LINCOLN, NEB. Barry Collier will be retained as Nebraska's head basketball coach for at least another year, ending weeks of speculation about his status.
Athletic director Steve Pederson and Executive Associate Athletic Director Marc Boehm issued a joint statement Sunday night announcing that Collier would stay.
It would have cost Nebraska $976,090 to buy out the last two years of Collier's four-year contract.
The Cornhuskers (19-13) lost six of their last eight regular-season games to finish in sixth place in the Big 12 Conference at 7-9. But they knocked off Missouri and Oklahoma to reach the semifinals of the Big 12 tournament. Their surprising run ended with a 79-65 loss to eventual tournament champion Kansas University on Saturday.
"In an overall view, finishing in the top half of the Big 12, being the No. 6 seed in the tournament, and winning 19 games represents significant improvement from a year ago," Pederson and Boehm said. "The missing ingredient now is an NCAA Tournament appearance."
The Huskers will play in the NIT, traveling to Hofstra for a Thursday game.
Collier is 89-90 overall and has never had a winning Big 12 record in six seasons at Nebraska. Attendance at the Devaney Sports Center this season was the lowest in the building's 30-year history.
Collier's job status became an issue last season as the Huskers finished 14-14 overall and tied for eighth in the Big 12 with a 7-9 league record.
The Huskers this season played an undistinguished nonconference schedule, which included a 26-point loss to in-state rival Creighton, but then opened Big 12 play 5-3 and were as high as third place in the standings. Nebraska's 2-6 dive at the end of the regular season included home losses to Texas Tech and Kansas State, teams that finished below the Huskers in the conference.
"The success in the Big 12 tournament is quite possibly the next step in turning the corner.
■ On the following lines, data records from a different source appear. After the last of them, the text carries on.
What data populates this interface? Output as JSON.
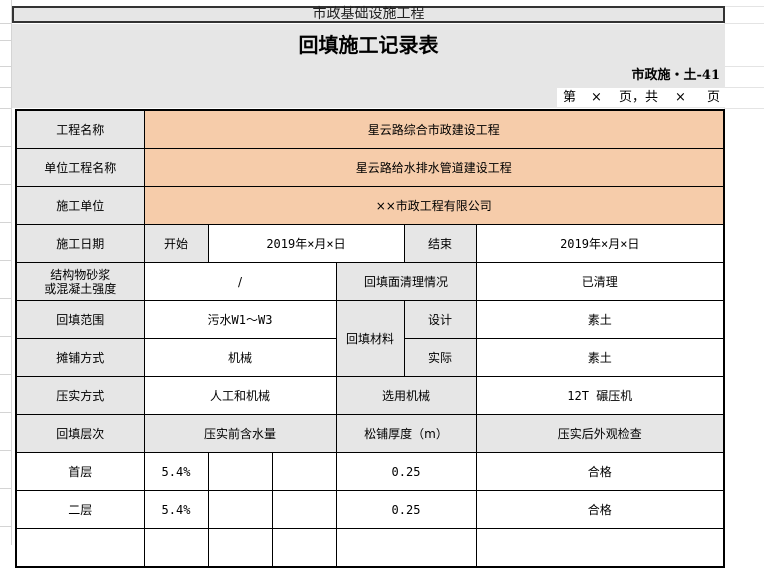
{
  "header": {
    "band_title": "市政基础设施工程",
    "form_title": "回填施工记录表",
    "form_code": "市政施・土-41",
    "page": {
      "prefix": "第",
      "num": "×",
      "mid": "页，共",
      "total": "×",
      "suffix": "页"
    }
  },
  "rows": {
    "project_name": {
      "label": "工程名称",
      "value": "星云路综合市政建设工程"
    },
    "unit_project_name": {
      "label": "单位工程名称",
      "value": "星云路给水排水管道建设工程"
    },
    "contractor": {
      "label": "施工单位",
      "value": "××市政工程有限公司"
    },
    "construction_date": {
      "label": "施工日期",
      "start_label": "开始",
      "start_value": "2019年×月×日",
      "end_label": "结束",
      "end_value": "2019年×月×日"
    },
    "strength": {
      "label_line1": "结构物砂浆",
      "label_line2": "或混凝土强度",
      "value": "/",
      "clean_label": "回填面清理情况",
      "clean_value": "已清理"
    },
    "backfill_range": {
      "label": "回填范围",
      "value": "污水W1～W3",
      "material_label": "回填材料",
      "design_label": "设计",
      "design_value": "素土"
    },
    "spreading": {
      "label": "摊铺方式",
      "value": "机械",
      "actual_label": "实际",
      "actual_value": "素土"
    },
    "compaction": {
      "label": "压实方式",
      "value": "人工和机械",
      "machine_label": "选用机械",
      "machine_value": "12T 碾压机"
    },
    "layers_header": {
      "label": "回填层次",
      "moisture_label": "压实前含水量",
      "thickness_label": "松铺厚度（m）",
      "inspection_label": "压实后外观检查"
    },
    "layers": [
      {
        "name": "首层",
        "moisture": "5.4%",
        "thickness": "0.25",
        "inspection": "合格"
      },
      {
        "name": "二层",
        "moisture": "5.4%",
        "thickness": "0.25",
        "inspection": "合格"
      }
    ]
  }
}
We beat an excellent Oklahoma team, the No. 3 seed in the tournament and a top 20 team, and did it in impressive fashion," Pederson and Boehm said.
The administrators also said they had been impressed with the play of a number of newcomers and that their performances were a reason for optimism.
They said they also supported Collier's midseason decision to dismiss Joe McCray, who had repeated broken team rules.
"Barry Collier is a fine man and excellent representative of the University of Nebraska," Pederson and Boehm said. "He does things the right way, he works hard, he has an excellent staff and his players actions are in line with how we believe a program should be run."